To close, I would like to echo Lauren’s words. She took my practicum class this year and is currently on mission in California. She had a great chat with some Sikhs in a restaurant recently, and specifically thanked me for helping her see folks like that as people, not as exotic foreigners. Well, guess what? Muslims are people too.

Dr. Ant Greenham is Associate Professor of Missions and Islamic Studies at Southeastern Baptist Theological Seminary.

In Case You Missed It

1) Thomas S. Kidd discusses professors and the new public square. In his post Kidd writes:

E-mail, Twitter, blogging, and podcasts have dramatically lowered the structural barriers between professors and a potential reading public. But these are only possibilities unless academics avail themselves of them, and it remains to be seen whether they will…Academics who want to reach a broader audience will have to get used to the idea that they need to reach out to their prospective readers.

2) In this post, Joe McKeever reflects on his single biggest regret from 53 years of ministry: Making time for his family.

The minister who learns to say ‘no’ in order to protect his time with the family will occasionally anger a self-centered, demanding church member. But it’s a small price to pay, and in the long run, works out best both for the family and the immature member. Only a strong pastor can do this. I sure wish I’d been one.

3) Keelan Cook reflects on Muslim immigration in this post.

The least reached peoples are now in arms reach. And for the first time in our history, every, single member of your church can impact the nations in this way. Believers who never could go overseas no longer have to in order to share Christ with a Muslim, or a Hindu or Buddhist for that matter. We now share space. We share a marketplace. This is not bad news, if your heart is to share the good news of Christ.

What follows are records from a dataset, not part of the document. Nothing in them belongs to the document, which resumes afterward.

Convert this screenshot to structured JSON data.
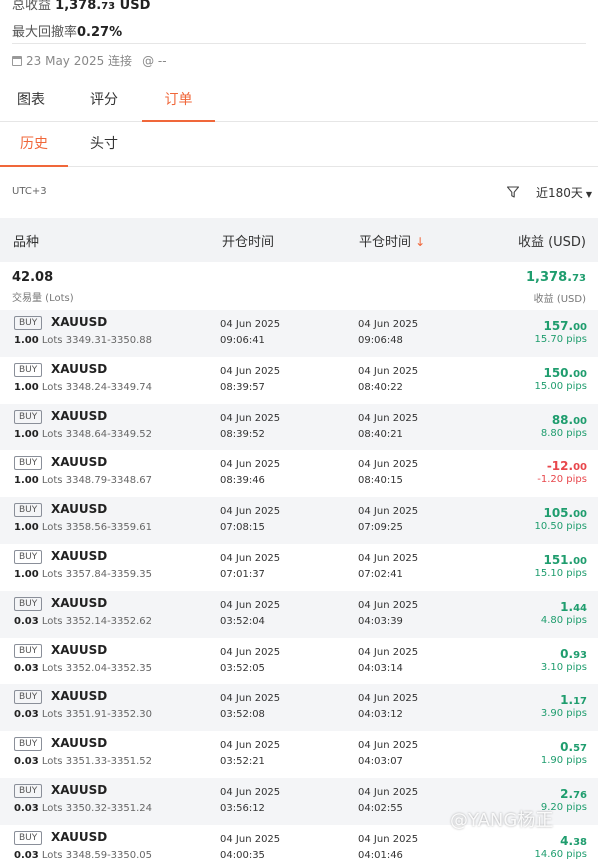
{
  "account": {
    "total_profit_label": "总收益",
    "total_profit_main": "1,378.",
    "total_profit_small": "73",
    "total_profit_currency": "USD",
    "max_drawdown_label": "最大回撤率",
    "max_drawdown_value": "0.27%",
    "connected": "23 May 2025 连接",
    "at_text": "@ --"
  },
  "tabs": [
    "图表",
    "评分",
    "订单"
  ],
  "active_tab": "订单",
  "subtabs": [
    "历史",
    "头寸"
  ],
  "active_subtab": "历史",
  "filter": {
    "timezone": "UTC+3",
    "period": "近180天",
    "filter_icon": "filter-funnel-icon",
    "period_icon": "caret-down-icon"
  },
  "table": {
    "headers": {
      "symbol": "品种",
      "open_time": "开仓时间",
      "close_time": "平仓时间",
      "profit": "收益 (USD)"
    },
    "sort_icon": "sort-arrow-down-icon",
    "summary": {
      "volume": "42.08",
      "volume_label": "交易量 (Lots)",
      "profit_main": "1,378.",
      "profit_small": "73",
      "profit_label": "收益 (USD)"
    },
    "rows": [
      {
        "side": "BUY",
        "symbol": "XAUUSD",
        "lots": "1.00",
        "lots_unit": "Lots",
        "range": "3349.31-3350.88",
        "open_date": "04 Jun 2025",
        "open_time": "09:06:41",
        "close_date": "04 Jun 2025",
        "close_time": "09:06:48",
        "profit_main": "157.",
        "profit_small": "00",
        "pips": "15.70 pips",
        "sign": "pos"
      },
      {
        "side": "BUY",
        "symbol": "XAUUSD",
        "lots": "1.00",
        "lots_unit": "Lots",
        "range": "3348.24-3349.74",
        "open_date": "04 Jun 2025",
        "open_time": "08:39:57",
        "close_date": "04 Jun 2025",
        "close_time": "08:40:22",
        "profit_main": "150.",
        "profit_small": "00",
        "pips": "15.00 pips",
        "sign": "pos"
      },
      {
        "side": "BUY",
        "symbol": "XAUUSD",
        "lots": "1.00",
        "lots_unit": "Lots",
        "range": "3348.64-3349.52",
        "open_date": "04 Jun 2025",
        "open_time": "08:39:52",
        "close_date": "04 Jun 2025",
        "close_time": "08:40:21",
        "profit_main": "88.",
        "profit_small": "00",
        "pips": "8.80 pips",
        "sign": "pos"
      },
      {
        "side": "BUY",
        "symbol": "XAUUSD",
        "lots": "1.00",
        "lots_unit": "Lots",
        "range": "3348.79-3348.67",
        "open_date": "04 Jun 2025",
        "open_time": "08:39:46",
        "close_date": "04 Jun 2025",
        "close_time": "08:40:15",
        "profit_main": "-12.",
        "profit_small": "00",
        "pips": "-1.20 pips",
        "sign": "neg"
      },
      {
        "side": "BUY",
        "symbol": "XAUUSD",
        "lots": "1.00",
        "lots_unit": "Lots",
        "range": "3358.56-3359.61",
        "open_date": "04 Jun 2025",
        "open_time": "07:08:15",
        "close_date": "04 Jun 2025",
        "close_time": "07:09:25",
        "profit_main": "105.",
        "profit_small": "00",
        "pips": "10.50 pips",
        "sign": "pos"
      },
      {
        "side": "BUY",
        "symbol": "XAUUSD",
        "lots": "1.00",
        "lots_unit": "Lots",
        "range": "3357.84-3359.35",
        "open_date": "04 Jun 2025",
        "open_time": "07:01:37",
        "close_date": "04 Jun 2025",
        "close_time": "07:02:41",
        "profit_main": "151.",
        "profit_small": "00",
        "pips": "15.10 pips",
        "sign": "pos"
      },
      {
        "side": "BUY",
        "symbol": "XAUUSD",
        "lots": "0.03",
        "lots_unit": "Lots",
        "range": "3352.14-3352.62",
        "open_date": "04 Jun 2025",
        "open_time": "03:52:04",
        "close_date": "04 Jun 2025",
        "close_time": "04:03:39",
        "profit_main": "1.",
        "profit_small": "44",
        "pips": "4.80 pips",
        "sign": "pos"
      },
      {
        "side": "BUY",
        "symbol": "XAUUSD",
        "lots": "0.03",
        "lots_unit": "Lots",
        "range": "3352.04-3352.35",
        "open_date": "04 Jun 2025",
        "open_time": "03:52:05",
        "close_date": "04 Jun 2025",
        "close_time": "04:03:14",
        "profit_main": "0.",
        "profit_small": "93",
        "pips": "3.10 pips",
        "sign": "pos"
      },
      {
        "side": "BUY",
        "symbol": "XAUUSD",
        "lots": "0.03",
        "lots_unit": "Lots",
        "range": "3351.91-3352.30",
        "open_date": "04 Jun 2025",
        "open_time": "03:52:08",
        "close_date": "04 Jun 2025",
        "close_time": "04:03:12",
        "profit_main": "1.",
        "profit_small": "17",
        "pips": "3.90 pips",
        "sign": "pos"
      },
      {
        "side": "BUY",
        "symbol": "XAUUSD",
        "lots": "0.03",
        "lots_unit": "Lots",
        "range": "3351.33-3351.52",
        "open_date": "04 Jun 2025",
        "open_time": "03:52:21",
        "close_date": "04 Jun 2025",
        "close_time": "04:03:07",
        "profit_main": "0.",
        "profit_small": "57",
        "pips": "1.90 pips",
        "sign": "pos"
      },
      {
        "side": "BUY",
        "symbol": "XAUUSD",
        "lots": "0.03",
        "lots_unit": "Lots",
        "range": "3350.32-3351.24",
        "open_date": "04 Jun 2025",
        "open_time": "03:56:12",
        "close_date": "04 Jun 2025",
        "close_time": "04:02:55",
        "profit_main": "2.",
        "profit_small": "76",
        "pips": "9.20 pips",
        "sign": "pos"
      },
      {
        "side": "BUY",
        "symbol": "XAUUSD",
        "lots": "0.03",
        "lots_unit": "Lots",
        "range": "3348.59-3350.05",
        "open_date": "04 Jun 2025",
        "open_time": "04:00:35",
        "close_date": "04 Jun 2025",
        "close_time": "04:01:46",
        "profit_main": "4.",
        "profit_small": "38",
        "pips": "14.60 pips",
        "sign": "pos"
      }
    ]
  },
  "watermark": "@YANG杨正",
  "colors": {
    "accent": "#f0673a",
    "positive": "#1f9d6e",
    "negative": "#e8474c",
    "header_bg": "#f2f3f5"
  }
}
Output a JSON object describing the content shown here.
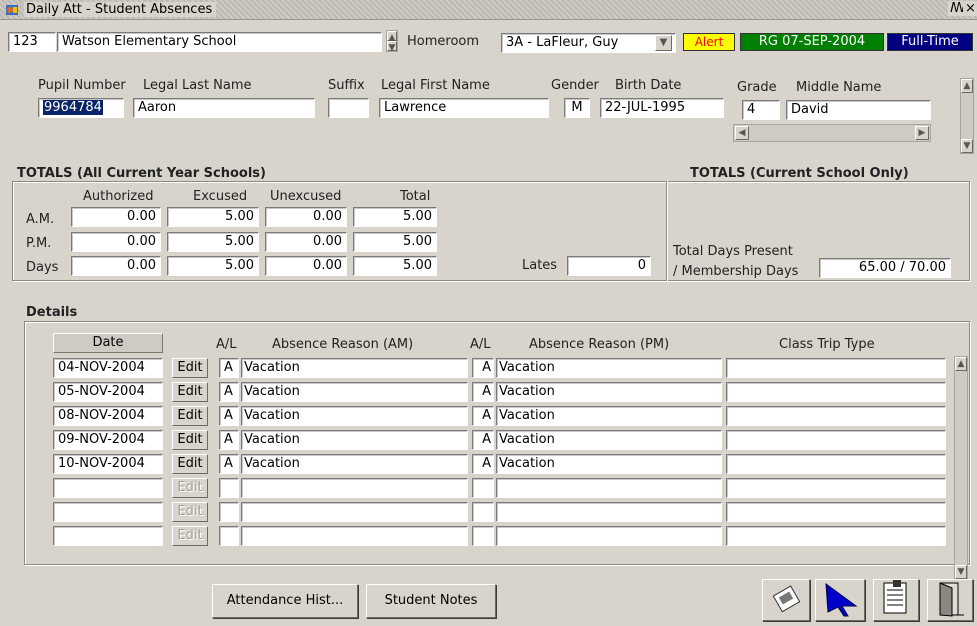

4) Ed Stetzer discusses discipleship of new believers and how to focus on spiritual growth and transformation in this post.

More often than not people respond to Christ because they are in a life crisis, not just because they wake up feeling the need to be closer to Christ…every church needs a pathway which will provide direction for their discipleship plan, and also show how they grow together as a church.

5) Cameron Stanley, a member of a team of SEBTS students serving this summer in San Diego provides his take on the limitless boundaries of God’s love from a quick trip across the border.

One of the main lessons I was able to learn from that day was that God’s love transcends all boundaries. Regardless of the language barrier, the actual land boundary, or any other self-construed boundary pretense, we were able to share Christ, only by His grace. If we live life on mission with the idea that God’s love transcends all boundaries, pursing Him in all that we do, there is nothing that He can’t use us for.

We Are Always Free to Follow Christ

This week’s installment from J. D. Greear comes from Chris Pappalardo, who shares an excerpt from Nik Ripken’s Insanity of God. Here’s an excerpt of Chris’s post, which introduces the lengthy excerpt from Ripken.

Years ago, while living in an overwhelmingly Muslim country, I (Chris) was privileged to hear a talk from Nik Ripken about the persecuted church throughout the world. That talk was both challenging and encouraging, and kept me hopeful during some dark trials of faith.

 

Ripken has shared many of those stories in his Insanity of Godan appropriately named title for some of the downright crazy things God is doing today. One theme that comes up—again and again and again—is the possibility of freedom even in the midst of persecution. We are always free to follow Christ. That’s a lesson we need to cling to, even here in the United States.

Read the full post here.